See all pictures here »
Microsoft is set to launch an advertising campaign promoting the security of Windows 7 that even its own executives admitted was less than sincere.
During the Windows 7 launch event in Sydney this morning (see photo gallery top right), journalists were shown a number of advertisements that will feature in an upcoming television campaign - including one touting the operating system's security capabilities.
The advertisement in question features an elderly gentlemen with what looks to be his grandson. They are playing with a very grand toy castle and talking about IT security.
"A while back something just popped into my head: 'My PC should have more security'," said the grandfather. "Like 50-foot castle wall-type security. Next thing I know, whammo! There's Windows 7. Now it keeps all my personal info safer and I don't have to worry about bad stuff getting through. Victory is mine. How's that for secure?"
At this point a wall of flames surrounds the castle.
During the ensuing Q&A session, journalist Nick Ross asked Jeff Putt, who heads up the Windows consumer team, if he thought the advert was misleading.
"Don't you worry that [the advert] might just be misleading a few people into not buying antivirus software?" Ross asked. "Because you're still going to have to, aren't you?"
Putt responded by saying consumers should get "more sincere guidance" from a third party.
"Windows 7 is the most secure operating system we've produced, we now have Windows Live Security Essentials for people to download as antivirus software," Putt responded.
"People have to make their own security choices. I think if they're taking their security advice from the TV ad, hopefully they can get better guidance at retail or on the web... with more sincere guidance around what they should get."
Issue: 338 | May 2015
Access CRN's extensive online resources including; email bulletins, community discussions and unique online news.
Processing registration... Please wait.
This process can take up to a minute to complete.
A confirmation email has been sent to your email address - SUPPLIED GOES EMAIL HERE. Please click on the link in the email to verify your email address. You need to verify your email before you can log on to the CRN website or start posting comments on articles.

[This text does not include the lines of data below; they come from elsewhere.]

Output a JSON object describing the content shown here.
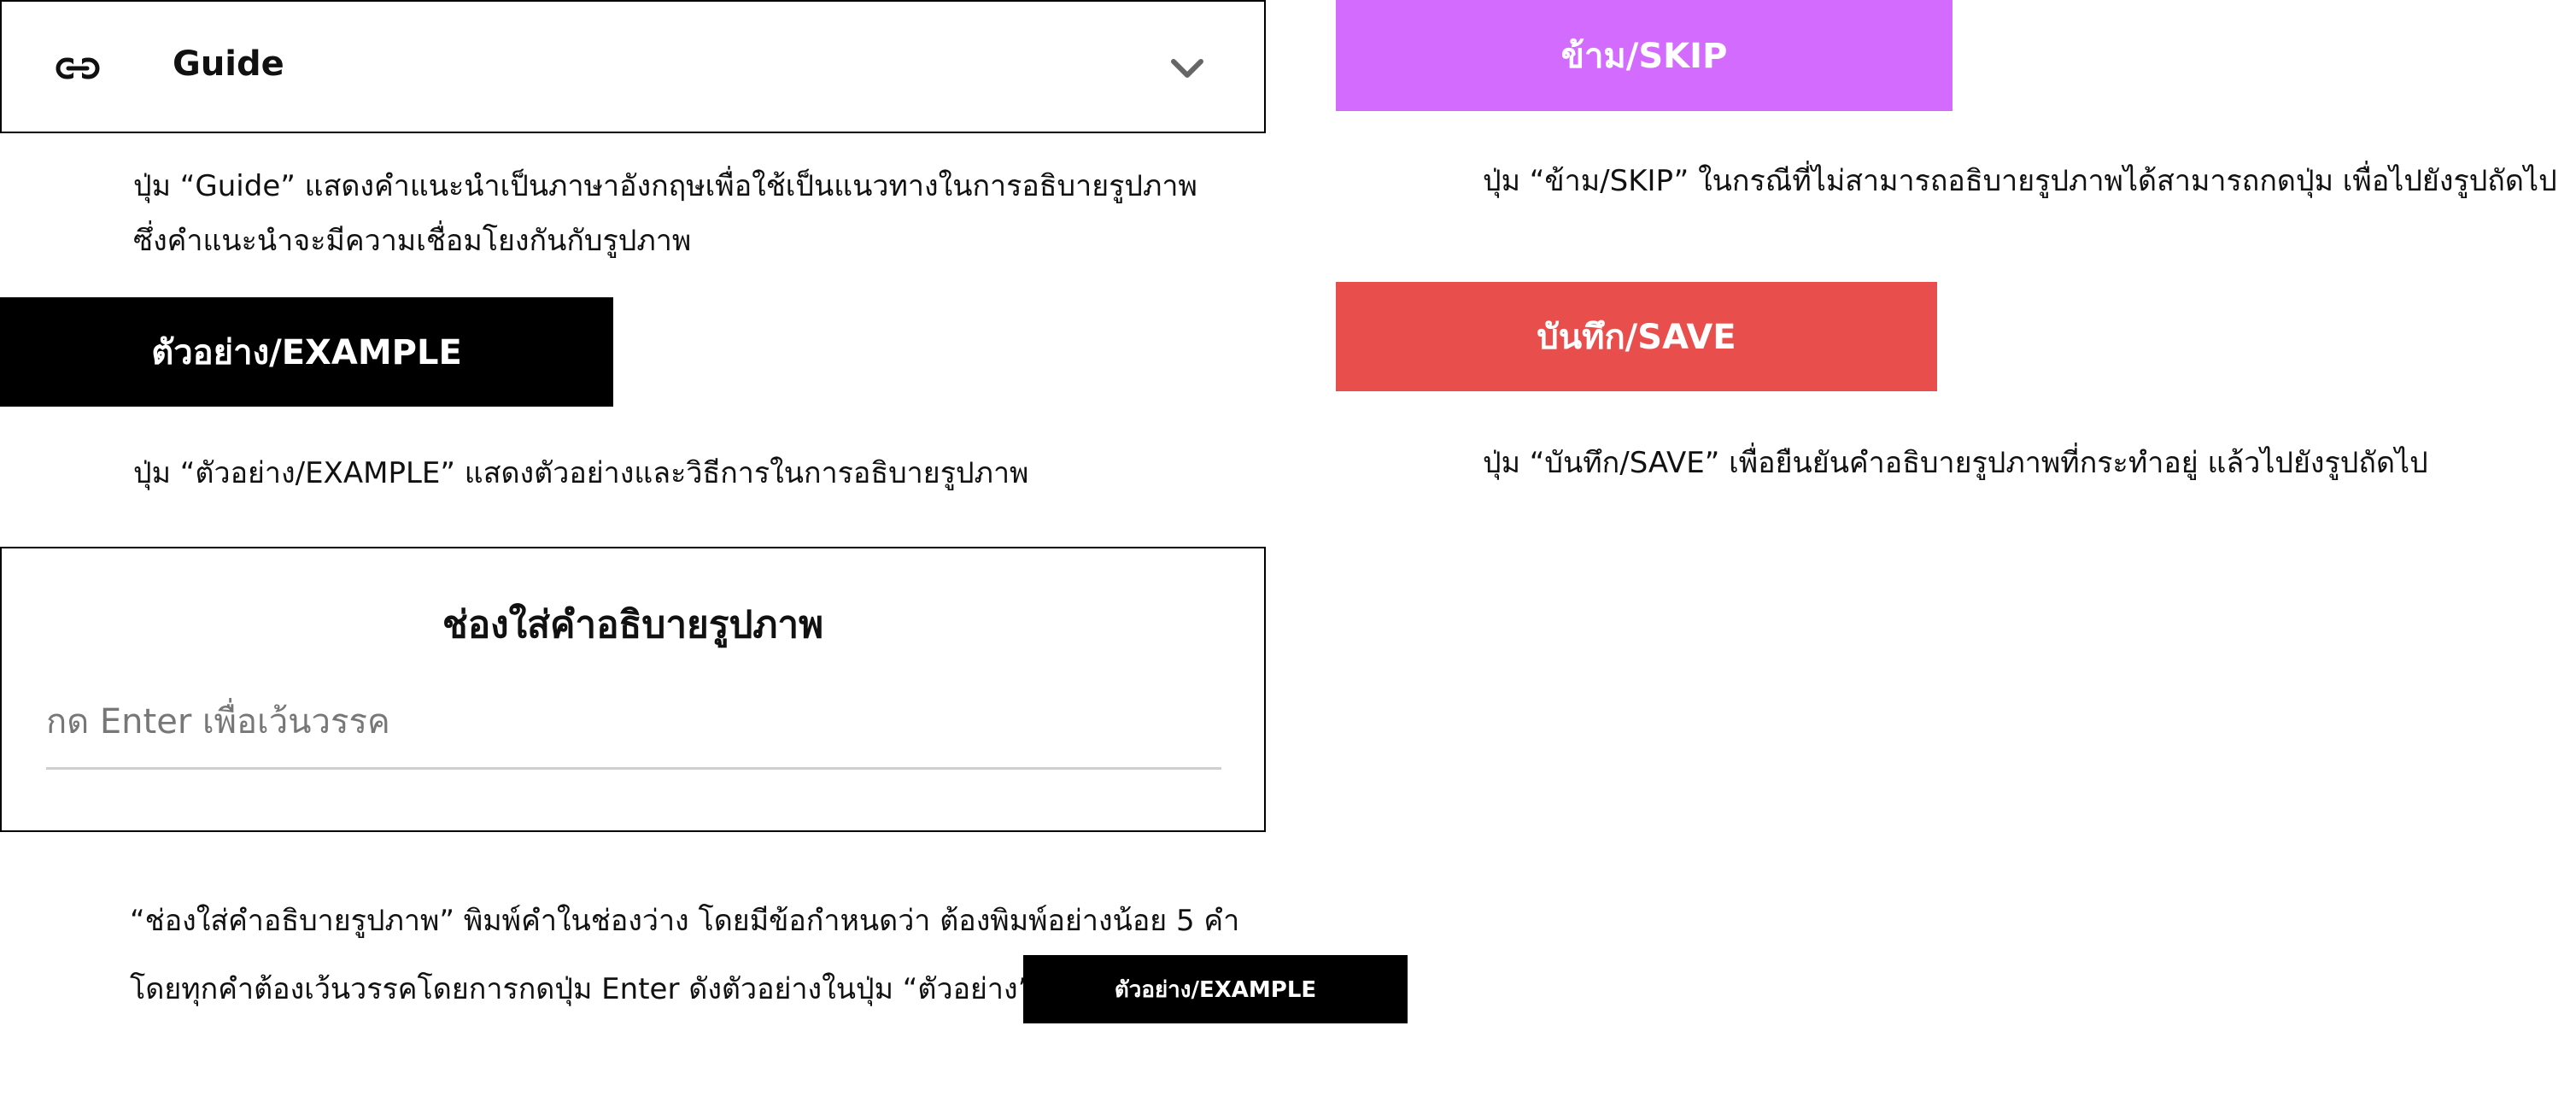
{
  "guide": {
    "title": "Guide",
    "icon": "link-icon",
    "toggle_icon": "chevron-down-icon",
    "description_line1": "ปุ่ม “Guide” แสดงคำแนะนำเป็นภาษาอังกฤษเพื่อใช้เป็นแนวทางในการอธิบายรูปภาพ",
    "description_line2": "ซึ่งคำแนะนำจะมีความเชื่อมโยงกันกับรูปภาพ"
  },
  "example": {
    "button_label": "ตัวอย่าง/EXAMPLE",
    "description": "ปุ่ม “ตัวอย่าง/EXAMPLE” แสดงตัวอย่างและวิธีการในการอธิบายรูปภาพ"
  },
  "description_panel": {
    "title": "ช่องใส่คำอธิบายรูปภาพ",
    "input_value": "",
    "input_placeholder": "กด Enter เพื่อเว้นวรรค",
    "help_line1": "“ช่องใส่คำอธิบายรูปภาพ” พิมพ์คำในช่องว่าง โดยมีข้อกำหนดว่า ต้องพิมพ์อย่างน้อย 5 คำ",
    "help_line2": "โดยทุกคำต้องเว้นวรรคโดยการกดปุ่ม Enter ดังตัวอย่างในปุ่ม “ตัวอย่าง”",
    "example_button_label": "ตัวอย่าง/EXAMPLE"
  },
  "skip": {
    "button_label": "ข้าม/SKIP",
    "description": "ปุ่ม “ข้าม/SKIP” ในกรณีที่ไม่สามารถอธิบายรูปภาพได้สามารถกดปุ่ม เพื่อไปยังรูปถัดไป",
    "color": "#d36bff"
  },
  "save": {
    "button_label": "บันทึก/SAVE",
    "description": "ปุ่ม “บันทึก/SAVE” เพื่อยืนยันคำอธิบายรูปภาพที่กระทำอยู่ แล้วไปยังรูปถัดไป",
    "color": "#e84f4c"
  }
}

If you do not receive your confirmation email within the next few minutes, it may be because the email has been captured by a junk mail filter. Please ensure you add the domain '@crn.com.au' to your white-listed senders.